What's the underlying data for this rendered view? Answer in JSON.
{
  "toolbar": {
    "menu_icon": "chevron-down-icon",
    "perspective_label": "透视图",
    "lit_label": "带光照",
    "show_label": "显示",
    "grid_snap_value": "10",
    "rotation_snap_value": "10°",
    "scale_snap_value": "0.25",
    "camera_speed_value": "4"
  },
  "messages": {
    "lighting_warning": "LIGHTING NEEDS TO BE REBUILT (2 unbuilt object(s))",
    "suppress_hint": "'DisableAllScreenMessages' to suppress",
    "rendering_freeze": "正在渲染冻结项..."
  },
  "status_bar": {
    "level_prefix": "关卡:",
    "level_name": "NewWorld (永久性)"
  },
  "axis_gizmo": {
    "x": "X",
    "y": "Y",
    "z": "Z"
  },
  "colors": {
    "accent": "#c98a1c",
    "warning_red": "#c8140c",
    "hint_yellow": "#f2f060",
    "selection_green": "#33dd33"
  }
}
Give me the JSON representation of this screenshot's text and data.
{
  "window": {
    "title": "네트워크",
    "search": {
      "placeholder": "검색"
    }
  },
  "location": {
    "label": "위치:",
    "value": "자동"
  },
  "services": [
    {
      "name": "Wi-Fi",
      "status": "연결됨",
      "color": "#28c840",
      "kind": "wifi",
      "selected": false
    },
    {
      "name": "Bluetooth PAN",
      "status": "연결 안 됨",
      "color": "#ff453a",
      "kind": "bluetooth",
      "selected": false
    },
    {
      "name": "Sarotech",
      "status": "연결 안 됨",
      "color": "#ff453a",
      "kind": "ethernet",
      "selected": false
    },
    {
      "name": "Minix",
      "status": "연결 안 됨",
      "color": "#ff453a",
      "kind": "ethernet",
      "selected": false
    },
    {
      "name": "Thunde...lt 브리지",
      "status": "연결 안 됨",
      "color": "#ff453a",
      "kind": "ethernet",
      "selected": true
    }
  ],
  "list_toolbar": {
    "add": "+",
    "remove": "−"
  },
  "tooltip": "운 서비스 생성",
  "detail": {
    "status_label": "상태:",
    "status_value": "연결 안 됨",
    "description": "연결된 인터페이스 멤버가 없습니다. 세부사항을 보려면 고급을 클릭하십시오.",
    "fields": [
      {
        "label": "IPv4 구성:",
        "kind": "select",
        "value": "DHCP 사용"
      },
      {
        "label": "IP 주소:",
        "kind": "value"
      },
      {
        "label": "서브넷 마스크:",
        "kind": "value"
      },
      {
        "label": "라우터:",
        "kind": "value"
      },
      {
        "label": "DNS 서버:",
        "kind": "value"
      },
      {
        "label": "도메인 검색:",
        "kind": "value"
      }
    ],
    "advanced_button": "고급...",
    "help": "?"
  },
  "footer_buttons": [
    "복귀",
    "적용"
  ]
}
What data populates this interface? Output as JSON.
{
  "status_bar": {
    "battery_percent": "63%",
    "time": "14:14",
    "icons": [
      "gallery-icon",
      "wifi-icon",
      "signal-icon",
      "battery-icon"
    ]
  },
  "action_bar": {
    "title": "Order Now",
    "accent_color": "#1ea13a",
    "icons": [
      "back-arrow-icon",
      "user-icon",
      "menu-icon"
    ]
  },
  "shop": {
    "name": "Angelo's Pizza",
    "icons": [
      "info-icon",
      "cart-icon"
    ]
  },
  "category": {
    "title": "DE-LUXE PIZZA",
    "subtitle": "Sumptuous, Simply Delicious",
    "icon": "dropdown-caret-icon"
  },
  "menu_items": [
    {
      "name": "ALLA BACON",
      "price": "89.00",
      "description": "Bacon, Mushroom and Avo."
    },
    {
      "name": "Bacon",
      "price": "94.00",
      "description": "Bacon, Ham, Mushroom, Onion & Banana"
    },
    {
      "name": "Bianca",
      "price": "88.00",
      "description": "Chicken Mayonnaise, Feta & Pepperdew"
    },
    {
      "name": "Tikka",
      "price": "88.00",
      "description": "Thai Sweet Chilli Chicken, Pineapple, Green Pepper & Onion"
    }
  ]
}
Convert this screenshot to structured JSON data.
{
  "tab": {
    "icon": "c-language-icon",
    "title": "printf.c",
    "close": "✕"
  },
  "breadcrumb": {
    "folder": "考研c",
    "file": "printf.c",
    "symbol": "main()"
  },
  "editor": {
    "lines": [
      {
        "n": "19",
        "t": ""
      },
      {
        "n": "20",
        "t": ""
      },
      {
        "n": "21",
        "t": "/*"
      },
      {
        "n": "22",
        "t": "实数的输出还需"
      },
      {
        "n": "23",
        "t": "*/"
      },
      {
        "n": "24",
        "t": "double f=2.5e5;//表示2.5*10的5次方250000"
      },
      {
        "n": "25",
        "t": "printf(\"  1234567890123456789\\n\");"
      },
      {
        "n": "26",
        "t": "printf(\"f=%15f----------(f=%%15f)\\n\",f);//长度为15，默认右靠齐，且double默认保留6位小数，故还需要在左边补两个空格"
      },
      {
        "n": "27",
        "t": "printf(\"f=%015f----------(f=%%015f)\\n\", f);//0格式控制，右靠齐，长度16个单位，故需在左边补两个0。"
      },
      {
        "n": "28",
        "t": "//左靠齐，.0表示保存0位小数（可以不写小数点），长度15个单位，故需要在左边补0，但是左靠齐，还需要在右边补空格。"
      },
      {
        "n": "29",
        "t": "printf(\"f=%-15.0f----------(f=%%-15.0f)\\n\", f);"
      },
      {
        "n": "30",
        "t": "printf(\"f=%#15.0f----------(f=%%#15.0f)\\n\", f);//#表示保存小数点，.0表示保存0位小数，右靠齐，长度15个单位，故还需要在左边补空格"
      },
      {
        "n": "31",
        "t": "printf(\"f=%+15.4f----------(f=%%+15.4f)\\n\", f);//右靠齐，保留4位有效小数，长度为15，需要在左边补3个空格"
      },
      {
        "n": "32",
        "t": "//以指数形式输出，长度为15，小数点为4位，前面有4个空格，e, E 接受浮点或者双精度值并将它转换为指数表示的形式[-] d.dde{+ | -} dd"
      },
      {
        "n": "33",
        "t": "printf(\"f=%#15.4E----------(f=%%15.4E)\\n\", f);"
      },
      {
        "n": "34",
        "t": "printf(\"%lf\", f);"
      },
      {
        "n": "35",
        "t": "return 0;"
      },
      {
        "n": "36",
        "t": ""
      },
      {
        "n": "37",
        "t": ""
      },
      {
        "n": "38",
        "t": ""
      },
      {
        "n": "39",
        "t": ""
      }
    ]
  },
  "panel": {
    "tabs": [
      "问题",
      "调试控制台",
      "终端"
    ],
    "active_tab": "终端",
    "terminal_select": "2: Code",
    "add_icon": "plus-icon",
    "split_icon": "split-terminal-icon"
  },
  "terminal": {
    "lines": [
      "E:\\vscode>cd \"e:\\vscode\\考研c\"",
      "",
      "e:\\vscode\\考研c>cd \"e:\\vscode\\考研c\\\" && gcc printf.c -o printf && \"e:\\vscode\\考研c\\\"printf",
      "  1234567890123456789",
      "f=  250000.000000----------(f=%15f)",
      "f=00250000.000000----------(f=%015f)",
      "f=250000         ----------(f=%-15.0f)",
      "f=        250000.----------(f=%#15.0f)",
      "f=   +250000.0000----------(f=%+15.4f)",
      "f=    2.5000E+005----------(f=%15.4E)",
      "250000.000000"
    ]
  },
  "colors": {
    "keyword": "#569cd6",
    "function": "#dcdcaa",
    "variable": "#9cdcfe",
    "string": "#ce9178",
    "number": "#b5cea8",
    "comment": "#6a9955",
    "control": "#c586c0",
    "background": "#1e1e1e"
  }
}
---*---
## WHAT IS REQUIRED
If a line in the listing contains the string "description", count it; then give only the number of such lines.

## REPLY
5